Gym Program Aims to Save Veterans’ Lives
Posted on November 23, 2016
November 23, 2016
The Journal Scene
About a year ago Bill Wentzel found himself too weak and fatigued to even swim across a pool. The 76-year-old Summerville resident said his only exercise at the time stemmed from yard work and occasional car maintenance.
“I dove into a pool and almost drowned,” he said. “I wasn’t even strong enough to kick. I couldn’t do a pushup or anything so I said, ‘That’s it.’”
After that day, he decided he needed a significant lifestyle change and joined the “Lift for the 22” program at Workout Anytime in the Summerville Galleria shopping center on Bacons Bridge Road.
Designed specifically for veterans, to stimulate their physical and mental health, the program is offered at each of the company’s locations throughout the United States. And each year, the gyms provide 22 new free memberships for those suffering with post-traumatic stress disorder. A discounted membership is given to vets without PTSD.
From the beginning, when corporate first told him about the program, Summerville franchise owner Kevin Arnold fully supported it.
“I think we owe our veterans a great deal,” he said, “and I’m a firm believer that…the ones that are coming home are the ones having problems. We need to take care of them.”
These days it’s rare for Wentzel not to work out. He said it’s his routine now to stop by the gym for cardio and weights each morning, resting only on Sundays.
Through the veteran program, Wentzel has met at least five other local veterans, each one differing in age and war served. Forming relationships with them is a bonding experience he can’t describe with words. Wentzel even found a similarity with one of the vets.
“I met one guy—he was stationed at the same base I was at, at a different time,” he said.
Wentzel served in Vietnam 1966-1967. He actually signed up for military duty a week before he heard he might get drafted. He wanted to avoid serving as a foot soldier in the Army so he entered the Air Force and filled the role of jet engine mechanic.
“I wasn’t going to dig no foxholes or sleep in the holes,” Wentzel said.
It was a good fit for him because of his love for airplanes. During his childhood in Reading, Pennsylvania, his uncle worked as a civilian instructor pilot, and Wentzel spent much time around flying.

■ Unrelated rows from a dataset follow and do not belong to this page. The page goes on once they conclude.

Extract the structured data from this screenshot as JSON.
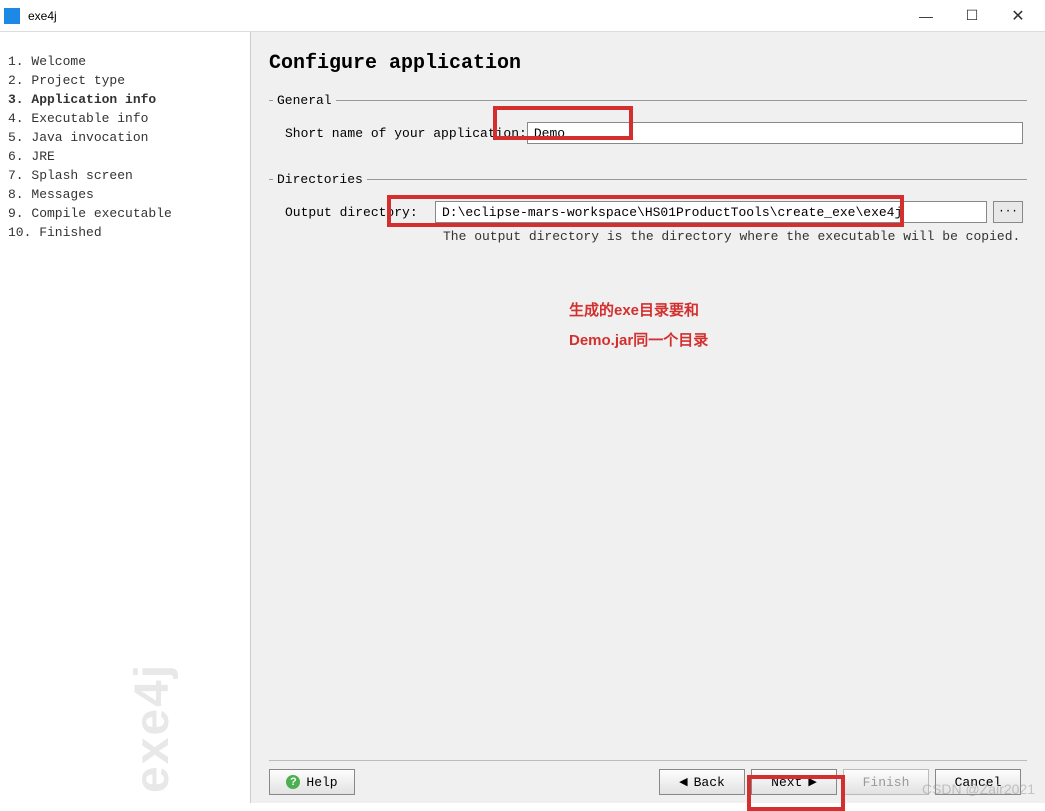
{
  "window": {
    "title": "exe4j"
  },
  "steps": [
    "1. Welcome",
    "2. Project type",
    "3. Application info",
    "4. Executable info",
    "5. Java invocation",
    "6. JRE",
    "7. Splash screen",
    "8. Messages",
    "9. Compile executable",
    "10. Finished"
  ],
  "active_step_index": 2,
  "watermark": "exe4j",
  "page": {
    "title": "Configure application",
    "general": {
      "legend": "General",
      "short_name_label": "Short name of your application:",
      "short_name_value": "Demo"
    },
    "directories": {
      "legend": "Directories",
      "output_label": "Output directory:",
      "output_value": "D:\\eclipse-mars-workspace\\HS01ProductTools\\create_exe\\exe4j",
      "browse_label": "···",
      "hint": "The output directory is the directory where the executable will be copied."
    },
    "annotation_line1": "生成的exe目录要和",
    "annotation_line2": "Demo.jar同一个目录"
  },
  "buttons": {
    "help": "Help",
    "back": "Back",
    "next": "Next",
    "finish": "Finish",
    "cancel": "Cancel"
  },
  "csdn_watermark": "CSDN @Zair2021"
}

“I was around airplanes from the time I was 8 years old,” he said.
Wentzel went to tech school in Illinois and was sent to the Summerville area in May 1962.
While he doesn’t suffer from PTSD, he certainly enjoys the camaraderie at the local gym and the way it’s helped strengthen him, and he urges any veteran battling anxiety or depression to also join, either for free or at a discounted price.
“It’s very economic. I only pay $16 a month,” Wentzel said. “(Veterans) get to work out and feel better. It will help them mentally as well as physically.”
How the program started
President and CEO of the Lift for the 22 program Carter Davis never imagined his vision for veterans would transform into a popular nationwide program.
He started the organization in March 2015 as a simple social media hash tag. The movement quickly gained momentum and turned into a nonprofit that August. Living just two blocks away from Davis in Beaverton, Oregon, Workout Anytime’s Oregon developer Rick Hascall spotted Davis’s initiative on a Facebook page and through 22 gym memberships for vets, offered a partnership between his company and Davis’s nonprofit.
“My vision originally was to encourage veterans to find each other in gyms around the country,” Davis said, “and use the gym as a place to support one another and get together as a place of healing and building each other up.”
He said the “22” in the program title represents the average number of vets who commit suicide daily. Through 22 memberships per year at each of the 112 Workout Anytime gym locations in the country, Davis hopes to save the lives of at least 2,400 vets annually.
Davis is passionate about the program because, he, too, is a veteran, having completed two overseas deployments that included fighting pirates—yes, even the 2009 event that inspired the Captain Phillips movie, in which Somali pirates hijacked an American container-ship in the Indian Ocean.
Davis said he also helped teach other governments how to fight terrorism, and as a Navy Corpsman served as the person Marines “came to when they had problems.” But he had no one to listen to his problems and he, too, succumbed to PTSD after six years in the military, discharged in 2012 after an injury forced him to live in a wheelchair.
With a shattered leg, he eventually developed nerve disease. In addition, Davis said six military friends committed suicide, and he watched his wife walk out on him. He had reached rock bottom and didn’t want to live anymore. The same night his wife left, he took himself to a local ER for medical attention. After sitting in the waiting room for six hours, he felt helpless and decided to give up.
“I called my buddies and said, ‘Goodbye,’” Davis said.
But he didn’t. Because one of the friends immediately rushed to his side and the next day took him to the gym. And he never stopped going.
“I…exhausted all the anxiety and expression I was feeling by working out,” Davis said.
He soon realized he needed to help vets with similar stories and today, he said he’s “in a much better place” in his life.
For more information on the program or to apply at a specific Workout Anytime location, visit liftforthe22.org.
By Jenna-Ley Harrison
Updated Nov 23, 2016